KOLKATA: Insurgency is likely to increase in the north east after the Doklam stand-off with China and there are already signs of it in the region, former GOC-in-C Eastern Command Lt Gen J R Mukherjee said here today.
Whenever India has annoyed China or there has been a border related issue between the two countries, it (China) has aided insurgents in the north east, Mukherjee told newspersons here commenting on the possible fall-out of the 74-day stand-off with the Chinese at Doklam in the Sikkim sector.
"Consequent to Doklam, insurgency will increase in the north east and signs of these are already evident," the retired Lt General, who is the vice-president (operations) of strategic thinktank CENERS-K, said.
Mukherjee said that Doklam is neither the first time nor the last that China has made such an attempt.

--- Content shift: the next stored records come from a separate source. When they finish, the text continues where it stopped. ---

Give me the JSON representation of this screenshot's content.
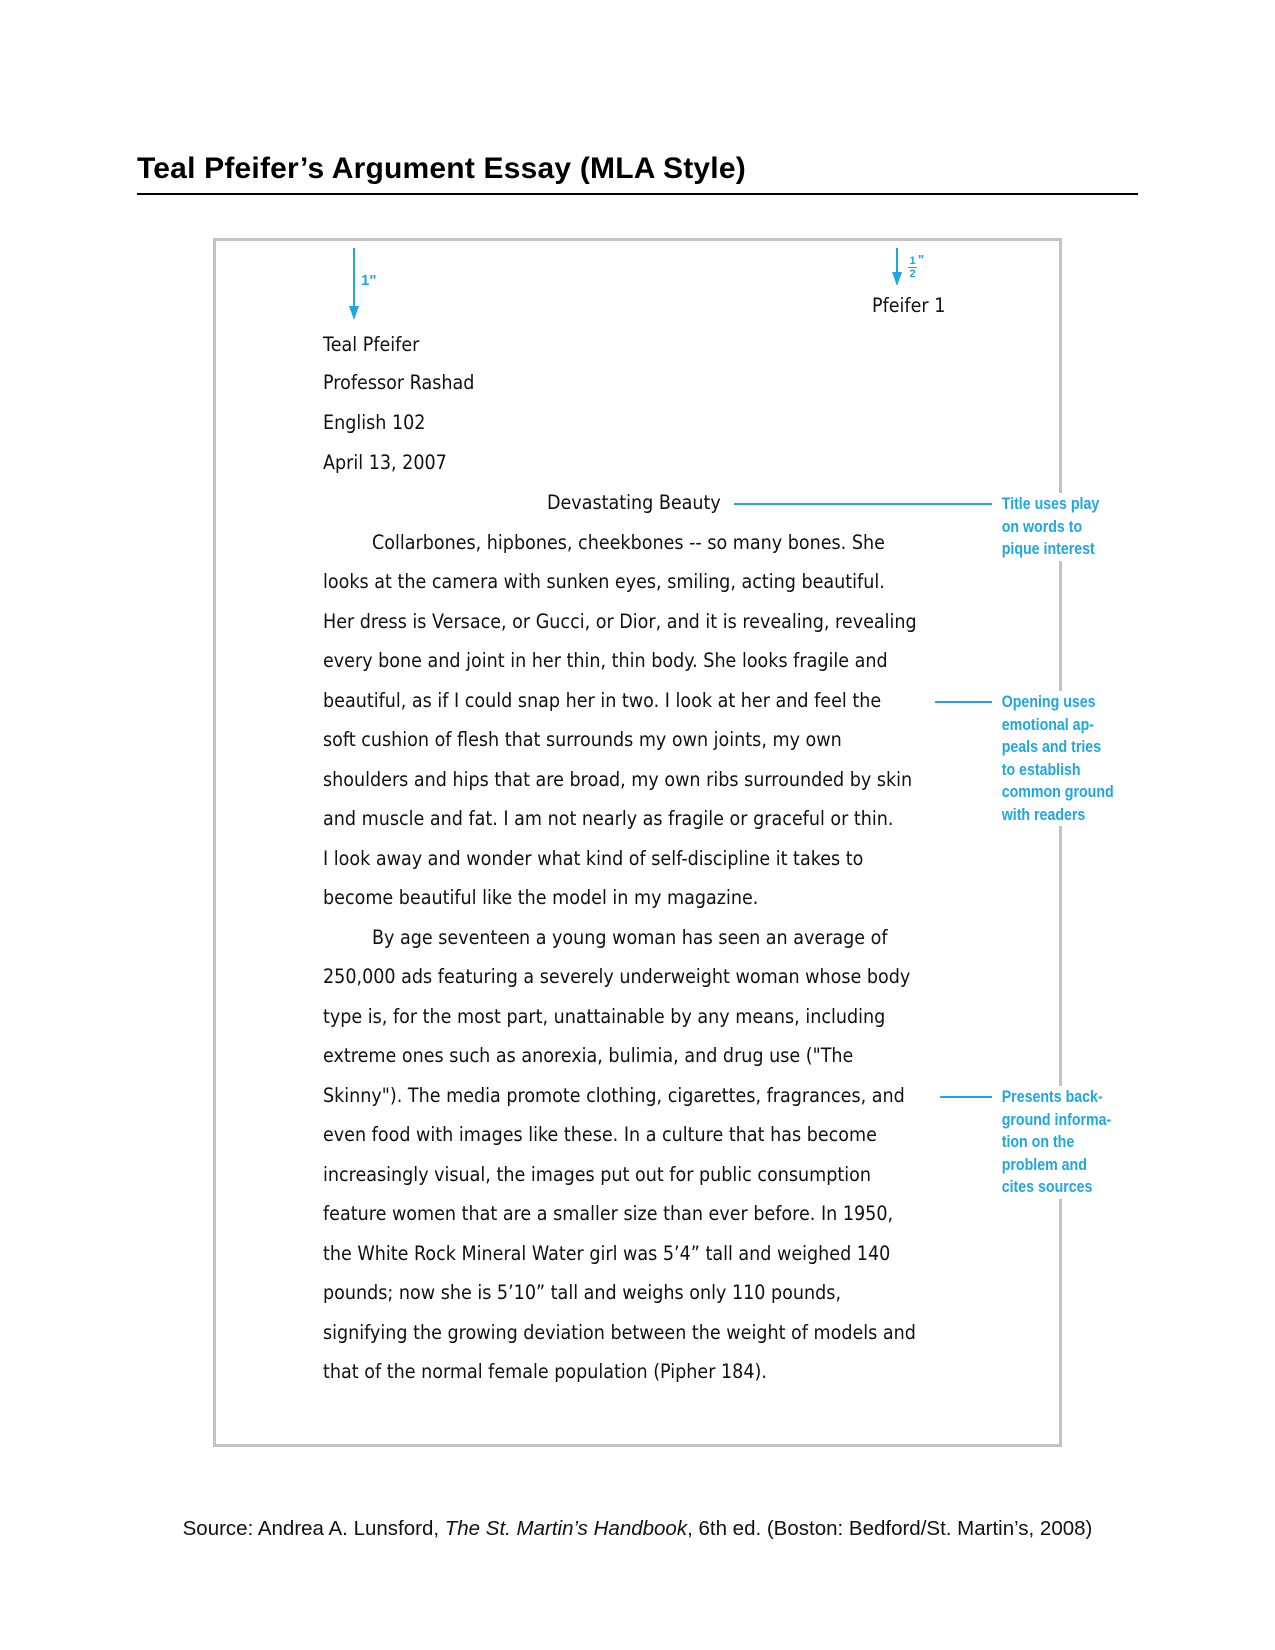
{
  "heading": "Teal Pfeifer’s Argument Essay (MLA Style)",
  "margins": {
    "top_label": "1\"",
    "header_label_num": "1",
    "header_label_den": "2",
    "header_label_unit": "\""
  },
  "essay": {
    "running_head": "Pfeifer 1",
    "heading_block": [
      "Teal Pfeifer",
      "Professor Rashad",
      "English 102",
      "April 13, 2007"
    ],
    "title": "Devastating Beauty",
    "lines": [
      "Collarbones, hipbones, cheekbones -- so many bones. She",
      "looks at the camera with sunken eyes, smiling, acting beautiful.",
      "Her dress is Versace, or Gucci, or Dior, and it is revealing, revealing",
      "every bone and joint in her thin, thin body. She looks fragile and",
      "beautiful, as if I could snap her in two. I look at her and feel the",
      "soft cushion of flesh that surrounds my own joints, my own",
      "shoulders and hips that are broad, my own ribs surrounded by skin",
      "and muscle and fat. I am not nearly as fragile or graceful or thin.",
      "I look away and wonder what kind of self-discipline it takes to",
      "become beautiful like the model in my magazine.",
      "By age seventeen a young woman has seen an average of",
      "250,000 ads featuring a severely underweight woman whose body",
      "type is, for the most part, unattainable by any means, including",
      "extreme ones such as anorexia, bulimia, and drug use (\"The",
      "Skinny\"). The media promote clothing, cigarettes, fragrances, and",
      "even food with images like these. In a culture that has become",
      "increasingly visual, the images put out for public consumption",
      "feature women that are a smaller size than ever before. In 1950,",
      "the White Rock Mineral Water girl was 5’4” tall and weighed 140",
      "pounds; now she is 5’10” tall and weighs only 110 pounds,",
      "signifying the growing deviation between the weight of models and",
      "that of the normal female population (Pipher 184)."
    ]
  },
  "annotations": [
    {
      "lines": [
        "Title uses play",
        "on words to",
        "pique interest"
      ]
    },
    {
      "lines": [
        "Opening uses",
        "emotional ap-",
        "peals and tries",
        "to establish",
        "common ground",
        "with readers"
      ]
    },
    {
      "lines": [
        "Presents back-",
        "ground informa-",
        "tion on the",
        "problem and",
        "cites sources"
      ]
    }
  ],
  "source": {
    "prefix": "Source: Andrea A. Lunsford, ",
    "book": "The St. Martin’s Handbook",
    "suffix": ", 6th ed. (Boston: Bedford/St. Martin’s, 2008)"
  },
  "colors": {
    "annotation": "#1ea7e1",
    "frame": "#c3c3c3"
  }
}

Its army will keep coming and camp at places of that country's strategic interest.
"In Doklam, they (China) will eventually try to twist the Bhutanese state to get what they want," he said and claimed that the Chinese have not left Doklam but have only stepped back a little.
Centre for East and North-East Regional Studies (CENERS), Kolkata, which has as its patron former Army chief Gen Shankar Roy Chowdhury and advisor former Air Chief Marshal Arup Raha, is organising a two-day dialogue on Indo-China issues and relations between the two Asian giants.
The seminar, to be held on February 2 and 3, is scheduled to be attended by Minister of State for External Affairs Gen (retd) V K Singh and will delve on issues ranging from political, economic and military capabilities to problems and prospects relating to bilateral investments.
Prof Guo Xetang, director of Institute of International Strategy and Policy Analysis, Shanghai University of International Business and Economics, will be the lone Chinese speaker at the event, which is also scheduled to be attended by US and Japanese diplomats.